This newer edition is one of the most beautifully illustrated books I've seen. I always love Leo and Diane Dillon's work, but think it particularly shines here. The imaginative illustrations perfectly accompany Rawlings' beautiful fable. 


Sunday, June 11, 2017

The Green Ladybug

The Green Ladybug by Zachariah Rippe (2017). 

The author/illustrator contacted me about his latest book.  He wrote: "I grew up HATING reading. I graduated with a lower than average reading level. I didn't read my first chapter book from cover to cover until I was 22 years old...and I read that book so that I could talk to a girl...who is now my wife of 11 years. He wrote his first children's book when he found out he was going to be a father. 

I love that story.  And this picture book is cute with a good message. It's a familiar story... in particular, it reminded me of Rudolph the Red Nosed Reindeer, but I still found it charming.  It tells of red ladybugs who love playing in the sun, but when a green ladybug tries to join them, they shoo her away because she looks different from them. But when a bug catcher starts scooping up the ladybugs in a jar, it's the green ladybug who saves the day.  The pictures are cute and simple, although somewhat repetitive, but I think kids will enjoy the rhyming story. Overall a nice little read.





Disclaimer: I received an e-copy of this book from the author in exchange for an honest, unbiased review. All opinions are my own.
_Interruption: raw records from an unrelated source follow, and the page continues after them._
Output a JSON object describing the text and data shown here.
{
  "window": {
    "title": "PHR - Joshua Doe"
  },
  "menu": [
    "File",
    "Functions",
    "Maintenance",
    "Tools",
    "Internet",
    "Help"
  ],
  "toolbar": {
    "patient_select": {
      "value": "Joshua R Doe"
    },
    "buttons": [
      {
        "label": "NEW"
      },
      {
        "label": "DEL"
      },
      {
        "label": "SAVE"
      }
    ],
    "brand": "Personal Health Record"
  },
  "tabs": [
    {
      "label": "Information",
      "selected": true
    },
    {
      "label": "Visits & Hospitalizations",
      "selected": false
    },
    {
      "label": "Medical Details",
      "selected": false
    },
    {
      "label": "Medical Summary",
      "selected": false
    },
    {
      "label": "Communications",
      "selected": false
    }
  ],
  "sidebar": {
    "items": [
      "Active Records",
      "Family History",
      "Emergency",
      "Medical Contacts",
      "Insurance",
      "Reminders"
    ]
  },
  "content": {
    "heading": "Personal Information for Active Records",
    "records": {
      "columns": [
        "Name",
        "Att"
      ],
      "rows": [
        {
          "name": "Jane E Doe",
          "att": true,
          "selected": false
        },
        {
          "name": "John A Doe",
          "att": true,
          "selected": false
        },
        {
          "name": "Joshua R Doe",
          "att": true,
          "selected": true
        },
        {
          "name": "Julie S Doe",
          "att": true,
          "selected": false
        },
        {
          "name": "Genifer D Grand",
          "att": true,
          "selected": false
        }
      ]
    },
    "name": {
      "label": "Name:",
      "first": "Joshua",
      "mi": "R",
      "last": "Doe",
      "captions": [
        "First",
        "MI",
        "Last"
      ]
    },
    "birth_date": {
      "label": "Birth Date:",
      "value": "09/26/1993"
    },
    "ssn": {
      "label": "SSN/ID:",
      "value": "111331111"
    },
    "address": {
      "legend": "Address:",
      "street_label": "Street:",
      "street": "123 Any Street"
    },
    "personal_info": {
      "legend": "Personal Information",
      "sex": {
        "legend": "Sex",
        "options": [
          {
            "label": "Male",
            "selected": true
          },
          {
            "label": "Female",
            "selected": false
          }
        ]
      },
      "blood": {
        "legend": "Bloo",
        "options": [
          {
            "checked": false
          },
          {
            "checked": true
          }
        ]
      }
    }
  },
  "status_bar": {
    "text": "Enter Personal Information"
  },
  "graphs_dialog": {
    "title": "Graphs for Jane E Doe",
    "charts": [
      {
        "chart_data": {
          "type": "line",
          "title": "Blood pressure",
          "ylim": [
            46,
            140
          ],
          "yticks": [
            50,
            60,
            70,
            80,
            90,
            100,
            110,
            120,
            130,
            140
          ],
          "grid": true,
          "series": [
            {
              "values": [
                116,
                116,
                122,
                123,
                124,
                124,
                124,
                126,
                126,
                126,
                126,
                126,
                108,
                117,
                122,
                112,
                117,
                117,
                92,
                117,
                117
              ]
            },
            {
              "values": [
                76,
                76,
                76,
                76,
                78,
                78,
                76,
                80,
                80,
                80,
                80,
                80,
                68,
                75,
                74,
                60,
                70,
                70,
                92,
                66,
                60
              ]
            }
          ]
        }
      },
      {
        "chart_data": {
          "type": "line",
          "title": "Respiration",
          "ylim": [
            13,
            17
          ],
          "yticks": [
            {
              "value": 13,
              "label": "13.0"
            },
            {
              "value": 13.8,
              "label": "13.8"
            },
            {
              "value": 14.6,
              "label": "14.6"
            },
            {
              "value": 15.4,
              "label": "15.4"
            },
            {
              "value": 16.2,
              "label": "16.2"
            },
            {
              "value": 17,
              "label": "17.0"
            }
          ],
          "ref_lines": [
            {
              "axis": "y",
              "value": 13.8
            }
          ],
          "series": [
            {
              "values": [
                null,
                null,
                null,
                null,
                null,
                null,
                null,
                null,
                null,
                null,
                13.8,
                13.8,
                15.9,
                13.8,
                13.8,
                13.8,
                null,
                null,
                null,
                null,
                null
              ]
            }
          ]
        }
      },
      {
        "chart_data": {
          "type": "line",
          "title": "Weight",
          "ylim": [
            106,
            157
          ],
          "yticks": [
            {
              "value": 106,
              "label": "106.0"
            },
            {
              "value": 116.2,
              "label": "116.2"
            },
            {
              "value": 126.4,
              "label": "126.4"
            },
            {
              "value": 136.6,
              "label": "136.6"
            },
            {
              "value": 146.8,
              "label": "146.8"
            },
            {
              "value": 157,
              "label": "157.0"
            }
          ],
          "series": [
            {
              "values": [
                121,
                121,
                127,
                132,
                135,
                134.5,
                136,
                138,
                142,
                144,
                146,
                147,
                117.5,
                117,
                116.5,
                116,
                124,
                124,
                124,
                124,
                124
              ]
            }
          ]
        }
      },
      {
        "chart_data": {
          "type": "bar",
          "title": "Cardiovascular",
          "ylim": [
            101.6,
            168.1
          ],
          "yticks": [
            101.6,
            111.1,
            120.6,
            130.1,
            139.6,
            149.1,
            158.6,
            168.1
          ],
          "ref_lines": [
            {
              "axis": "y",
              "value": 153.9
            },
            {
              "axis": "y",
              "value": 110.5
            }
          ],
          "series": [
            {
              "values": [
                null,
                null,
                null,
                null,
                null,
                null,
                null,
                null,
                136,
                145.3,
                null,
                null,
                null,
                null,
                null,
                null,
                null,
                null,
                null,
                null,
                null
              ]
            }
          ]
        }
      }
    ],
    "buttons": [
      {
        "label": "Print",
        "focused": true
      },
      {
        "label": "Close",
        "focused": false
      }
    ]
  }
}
Wednesday, May 3, 2017

Children's Book Week

Happy Children's Book Week! 



There are lots of events and activities going on this week. You can find an event near you on this map.  You can also find bookmarks and other cool things on Every Child a Reader's website.  

I love this poster by Christian Robinson. 





Thursday, April 27, 2017

Smudge, the Little Lost Lamb

Smudge, the Little Lost Lamb by James Herriot, illustrated by Ruth Brown (Macmillan, 1991). 

This is a sweet book about a little lamb who, one spring day, decides to venture out from his farmyard to explore the world. However, he soon becomes lost and is unable to find his way home. Luckily he meets some nice people along the way who eventually help return him to his mother. The story is text-heavy so probably best for ages 5 and up. I really like the watercolor illustrations. A nice read for springtime.